The problem: Make the copy match the entries below exactly, with no pictures carried over.

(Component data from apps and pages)
- - -

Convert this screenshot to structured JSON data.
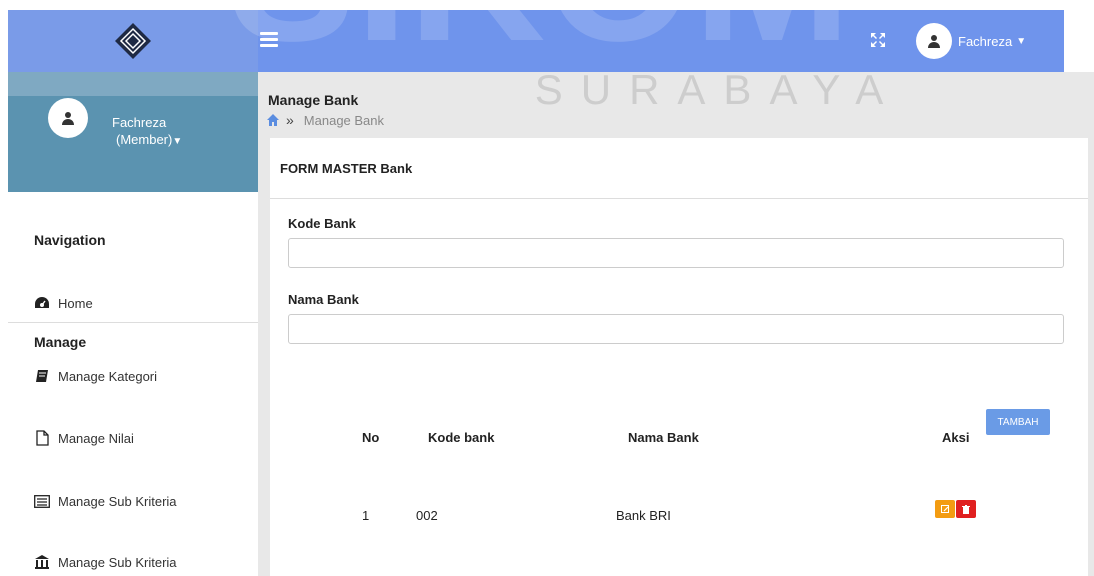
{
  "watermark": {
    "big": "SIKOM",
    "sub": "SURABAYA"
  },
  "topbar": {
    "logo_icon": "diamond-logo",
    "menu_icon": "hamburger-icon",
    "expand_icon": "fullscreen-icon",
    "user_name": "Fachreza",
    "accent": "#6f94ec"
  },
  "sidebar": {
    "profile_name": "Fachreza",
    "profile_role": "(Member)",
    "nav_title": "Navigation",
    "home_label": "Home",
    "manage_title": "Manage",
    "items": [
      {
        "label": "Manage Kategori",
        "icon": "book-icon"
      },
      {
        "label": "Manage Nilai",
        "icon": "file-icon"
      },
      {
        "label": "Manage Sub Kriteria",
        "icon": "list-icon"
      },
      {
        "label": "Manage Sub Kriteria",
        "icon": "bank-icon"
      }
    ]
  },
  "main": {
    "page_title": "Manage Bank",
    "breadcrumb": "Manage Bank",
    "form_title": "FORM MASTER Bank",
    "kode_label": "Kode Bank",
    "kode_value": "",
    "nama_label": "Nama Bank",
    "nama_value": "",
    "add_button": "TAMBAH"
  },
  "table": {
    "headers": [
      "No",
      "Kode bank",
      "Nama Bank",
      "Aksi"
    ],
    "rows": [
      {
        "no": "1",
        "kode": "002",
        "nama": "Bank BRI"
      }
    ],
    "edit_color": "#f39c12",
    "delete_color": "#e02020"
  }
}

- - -

Your response:
Convert this screenshot to structured JSON data.
{
  "watermark": {
    "big": "SIKOM",
    "sub": "SURABAYA"
  },
  "topbar": {
    "logo_icon": "diamond-logo",
    "menu_icon": "hamburger-icon",
    "expand_icon": "fullscreen-icon",
    "user_name": "Fachreza",
    "accent": "#6f94ec"
  },
  "sidebar": {
    "profile_name": "Fachreza",
    "profile_role": "(Member)",
    "nav_title": "Navigation",
    "home_label": "Home",
    "manage_title": "Manage",
    "items": [
      {
        "label": "Manage Kategori",
        "icon": "book-icon"
      },
      {
        "label": "Manage Nilai",
        "icon": "file-icon"
      },
      {
        "label": "Manage Sub Kriteria",
        "icon": "list-icon"
      },
      {
        "label": "Manage Sub Kriteria",
        "icon": "bank-icon"
      }
    ]
  },
  "main": {
    "page_title": "Manage Bank",
    "breadcrumb": "Manage Bank",
    "form_title": "FORM MASTER Bank",
    "kode_label": "Kode Bank",
    "kode_value": "",
    "nama_label": "Nama Bank",
    "nama_value": "",
    "add_button": "TAMBAH"
  },
  "table": {
    "headers": [
      "No",
      "Kode bank",
      "Nama Bank",
      "Aksi"
    ],
    "rows": [
      {
        "no": "1",
        "kode": "002",
        "nama": "Bank BRI"
      }
    ],
    "edit_color": "#f39c12",
    "delete_color": "#e02020"
  }
}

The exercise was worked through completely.